→ Exercise requirements
Print the listing below exactly.

→ Material provided

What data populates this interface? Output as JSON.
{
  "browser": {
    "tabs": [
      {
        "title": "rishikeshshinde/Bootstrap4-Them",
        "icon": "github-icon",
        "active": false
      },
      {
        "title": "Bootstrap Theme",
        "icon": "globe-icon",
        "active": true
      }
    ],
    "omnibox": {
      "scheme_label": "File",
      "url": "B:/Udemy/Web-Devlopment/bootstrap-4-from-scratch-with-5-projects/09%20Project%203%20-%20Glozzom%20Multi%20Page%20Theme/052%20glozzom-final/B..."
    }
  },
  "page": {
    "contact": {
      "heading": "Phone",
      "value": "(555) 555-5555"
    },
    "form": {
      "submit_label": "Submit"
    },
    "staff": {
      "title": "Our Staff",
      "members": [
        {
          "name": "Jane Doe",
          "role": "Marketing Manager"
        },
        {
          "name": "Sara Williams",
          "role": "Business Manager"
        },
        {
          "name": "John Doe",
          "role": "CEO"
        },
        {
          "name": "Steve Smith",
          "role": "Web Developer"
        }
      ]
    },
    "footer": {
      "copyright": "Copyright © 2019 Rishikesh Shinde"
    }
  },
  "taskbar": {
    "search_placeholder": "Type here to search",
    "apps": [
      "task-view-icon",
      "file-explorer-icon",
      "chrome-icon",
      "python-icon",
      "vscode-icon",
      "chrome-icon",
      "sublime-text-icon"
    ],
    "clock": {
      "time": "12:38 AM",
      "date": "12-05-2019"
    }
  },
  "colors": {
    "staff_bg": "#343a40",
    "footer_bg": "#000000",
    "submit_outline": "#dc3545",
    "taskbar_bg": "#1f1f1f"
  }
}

→ Written response
What data populates this interface? Output as JSON.
{
  "browser": {
    "tabs": [
      {
        "title": "rishikeshshinde/Bootstrap4-Them",
        "icon": "github-icon",
        "active": false
      },
      {
        "title": "Bootstrap Theme",
        "icon": "globe-icon",
        "active": true
      }
    ],
    "omnibox": {
      "scheme_label": "File",
      "url": "B:/Udemy/Web-Devlopment/bootstrap-4-from-scratch-with-5-projects/09%20Project%203%20-%20Glozzom%20Multi%20Page%20Theme/052%20glozzom-final/B..."
    }
  },
  "page": {
    "contact": {
      "heading": "Phone",
      "value": "(555) 555-5555"
    },
    "form": {
      "submit_label": "Submit"
    },
    "staff": {
      "title": "Our Staff",
      "members": [
        {
          "name": "Jane Doe",
          "role": "Marketing Manager"
        },
        {
          "name": "Sara Williams",
          "role": "Business Manager"
        },
        {
          "name": "John Doe",
          "role": "CEO"
        },
        {
          "name": "Steve Smith",
          "role": "Web Developer"
        }
      ]
    },
    "footer": {
      "copyright": "Copyright © 2019 Rishikesh Shinde"
    }
  },
  "taskbar": {
    "search_placeholder": "Type here to search",
    "apps": [
      "task-view-icon",
      "file-explorer-icon",
      "chrome-icon",
      "python-icon",
      "vscode-icon",
      "chrome-icon",
      "sublime-text-icon"
    ],
    "clock": {
      "time": "12:38 AM",
      "date": "12-05-2019"
    }
  },
  "colors": {
    "staff_bg": "#343a40",
    "footer_bg": "#000000",
    "submit_outline": "#dc3545",
    "taskbar_bg": "#1f1f1f"
  }
}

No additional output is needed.